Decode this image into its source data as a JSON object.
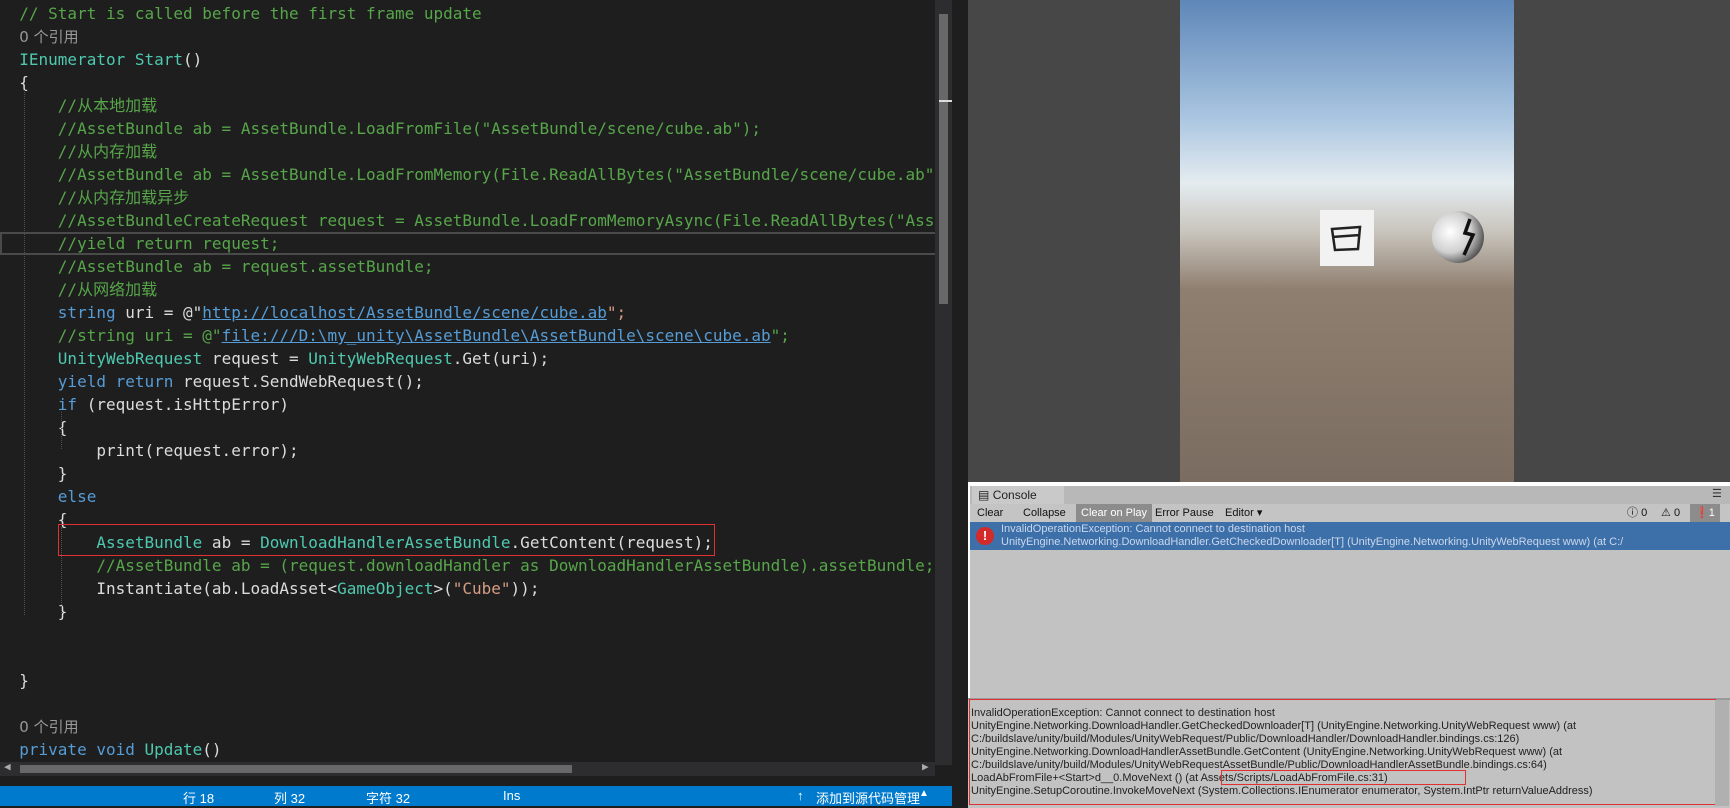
{
  "editor": {
    "lines": [
      {
        "parts": [
          {
            "t": "// Start is called before the first frame update",
            "c": "c"
          }
        ]
      },
      {
        "parts": [
          {
            "t": "0 个引用",
            "c": "ref"
          }
        ]
      },
      {
        "parts": [
          {
            "t": "IEnumerator ",
            "c": "t"
          },
          {
            "t": "Start",
            "c": "t"
          },
          {
            "t": "()",
            "c": ""
          }
        ]
      },
      {
        "parts": [
          {
            "t": "{",
            "c": ""
          }
        ]
      },
      {
        "parts": [
          {
            "t": "    //从本地加载",
            "c": "c"
          }
        ]
      },
      {
        "parts": [
          {
            "t": "    //AssetBundle ab = AssetBundle.LoadFromFile(\"AssetBundle/scene/cube.ab\");",
            "c": "c"
          }
        ]
      },
      {
        "parts": [
          {
            "t": "    //从内存加载",
            "c": "c"
          }
        ]
      },
      {
        "parts": [
          {
            "t": "    //AssetBundle ab = AssetBundle.LoadFromMemory(File.ReadAllBytes(\"AssetBundle/scene/cube.ab\"));",
            "c": "c"
          }
        ]
      },
      {
        "parts": [
          {
            "t": "    //从内存加载异步",
            "c": "c"
          }
        ]
      },
      {
        "parts": [
          {
            "t": "    //AssetBundleCreateRequest request = AssetBundle.LoadFromMemoryAsync(File.ReadAllBytes(\"AssetB",
            "c": "c"
          }
        ]
      },
      {
        "parts": [
          {
            "t": "    //yield return request;",
            "c": "c"
          }
        ],
        "hl": true
      },
      {
        "parts": [
          {
            "t": "    //AssetBundle ab = request.assetBundle;",
            "c": "c"
          }
        ]
      },
      {
        "parts": [
          {
            "t": "    //从网络加载",
            "c": "c"
          }
        ]
      },
      {
        "parts": [
          {
            "t": "    ",
            "c": ""
          },
          {
            "t": "string",
            "c": "k"
          },
          {
            "t": " uri = @\"",
            "c": ""
          },
          {
            "t": "http://localhost/AssetBundle/scene/cube.ab",
            "c": "lnk"
          },
          {
            "t": "\";",
            "c": "s"
          }
        ]
      },
      {
        "parts": [
          {
            "t": "    //string uri = @\"",
            "c": "c"
          },
          {
            "t": "file:///D:\\my_unity\\AssetBundle\\AssetBundle\\scene\\cube.ab",
            "c": "lnk"
          },
          {
            "t": "\";",
            "c": "c"
          }
        ]
      },
      {
        "parts": [
          {
            "t": "    ",
            "c": ""
          },
          {
            "t": "UnityWebRequest",
            "c": "t"
          },
          {
            "t": " request = ",
            "c": ""
          },
          {
            "t": "UnityWebRequest",
            "c": "t"
          },
          {
            "t": ".Get(uri);",
            "c": ""
          }
        ]
      },
      {
        "parts": [
          {
            "t": "    ",
            "c": ""
          },
          {
            "t": "yield return",
            "c": "k"
          },
          {
            "t": " request.SendWebRequest();",
            "c": ""
          }
        ]
      },
      {
        "parts": [
          {
            "t": "    ",
            "c": ""
          },
          {
            "t": "if",
            "c": "k"
          },
          {
            "t": " (request.isHttpError)",
            "c": ""
          }
        ]
      },
      {
        "parts": [
          {
            "t": "    {",
            "c": ""
          }
        ]
      },
      {
        "parts": [
          {
            "t": "        print(request.error);",
            "c": ""
          }
        ]
      },
      {
        "parts": [
          {
            "t": "    }",
            "c": ""
          }
        ]
      },
      {
        "parts": [
          {
            "t": "    ",
            "c": ""
          },
          {
            "t": "else",
            "c": "k"
          }
        ]
      },
      {
        "parts": [
          {
            "t": "    {",
            "c": ""
          }
        ]
      },
      {
        "parts": [
          {
            "t": "        ",
            "c": ""
          },
          {
            "t": "AssetBundle",
            "c": "t"
          },
          {
            "t": " ab = ",
            "c": ""
          },
          {
            "t": "DownloadHandlerAssetBundle",
            "c": "t"
          },
          {
            "t": ".GetContent(request);",
            "c": ""
          }
        ]
      },
      {
        "parts": [
          {
            "t": "        //AssetBundle ab = (request.downloadHandler as DownloadHandlerAssetBundle).assetBundle;",
            "c": "c"
          }
        ]
      },
      {
        "parts": [
          {
            "t": "        Instantiate(ab.LoadAsset<",
            "c": ""
          },
          {
            "t": "GameObject",
            "c": "t"
          },
          {
            "t": ">(",
            "c": ""
          },
          {
            "t": "\"Cube\"",
            "c": "s"
          },
          {
            "t": "));",
            "c": ""
          }
        ]
      },
      {
        "parts": [
          {
            "t": "    }",
            "c": ""
          }
        ]
      },
      {
        "parts": [
          {
            "t": "",
            "c": ""
          }
        ]
      },
      {
        "parts": [
          {
            "t": "",
            "c": ""
          }
        ]
      },
      {
        "parts": [
          {
            "t": "}",
            "c": ""
          }
        ]
      },
      {
        "parts": [
          {
            "t": "",
            "c": ""
          }
        ]
      },
      {
        "parts": [
          {
            "t": "0 个引用",
            "c": "ref"
          }
        ]
      },
      {
        "parts": [
          {
            "t": "private void ",
            "c": "k"
          },
          {
            "t": "Update",
            "c": "t"
          },
          {
            "t": "()",
            "c": ""
          }
        ]
      }
    ]
  },
  "statusbar": {
    "line": "行 18",
    "col": "列 32",
    "char": "字符 32",
    "ins": "Ins",
    "source_control": "添加到源代码管理"
  },
  "console": {
    "tab_label": "Console",
    "clear": "Clear",
    "collapse": "Collapse",
    "clear_on_play": "Clear on Play",
    "error_pause": "Error Pause",
    "editor": "Editor",
    "log_count": "0",
    "warn_count": "0",
    "error_count": "1",
    "entry_line1": "InvalidOperationException: Cannot connect to destination host",
    "entry_line2": "UnityEngine.Networking.DownloadHandler.GetCheckedDownloader[T] (UnityEngine.Networking.UnityWebRequest www) (at C:/",
    "detail": [
      "InvalidOperationException: Cannot connect to destination host",
      "UnityEngine.Networking.DownloadHandler.GetCheckedDownloader[T] (UnityEngine.Networking.UnityWebRequest www) (at",
      "C:/buildslave/unity/build/Modules/UnityWebRequest/Public/DownloadHandler/DownloadHandler.bindings.cs:126)",
      "UnityEngine.Networking.DownloadHandlerAssetBundle.GetContent (UnityEngine.Networking.UnityWebRequest www) (at",
      "C:/buildslave/unity/build/Modules/UnityWebRequestAssetBundle/Public/DownloadHandlerAssetBundle.bindings.cs:64)",
      "LoadAbFromFile+<Start>d__0.MoveNext () (at Assets/Scripts/LoadAbFromFile.cs:31)",
      "UnityEngine.SetupCoroutine.InvokeMoveNext (System.Collections.IEnumerator enumerator, System.IntPtr returnValueAddress)"
    ]
  },
  "colors": {
    "editor_bg": "#1e1e1e",
    "comment": "#57a64a",
    "keyword": "#569cd6",
    "type": "#4ec9b0",
    "string": "#d69d85",
    "status_bar": "#007acc",
    "error_row": "#3d6fa8",
    "highlight_box": "#e03030"
  },
  "icons": [
    "error-icon",
    "info-icon",
    "warning-icon",
    "menu-icon"
  ]
}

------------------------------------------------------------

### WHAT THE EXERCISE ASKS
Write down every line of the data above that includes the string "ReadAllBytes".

### ANSWER BOX
            "t": "    //AssetBundle ab = AssetBundle.LoadFromMemory(File.ReadAllBytes(\"AssetBundle/scene/cube.ab\"));",
            "t": "    //AssetBundleCreateRequest request = AssetBundle.LoadFromMemoryAsync(File.ReadAllBytes(\"AssetB",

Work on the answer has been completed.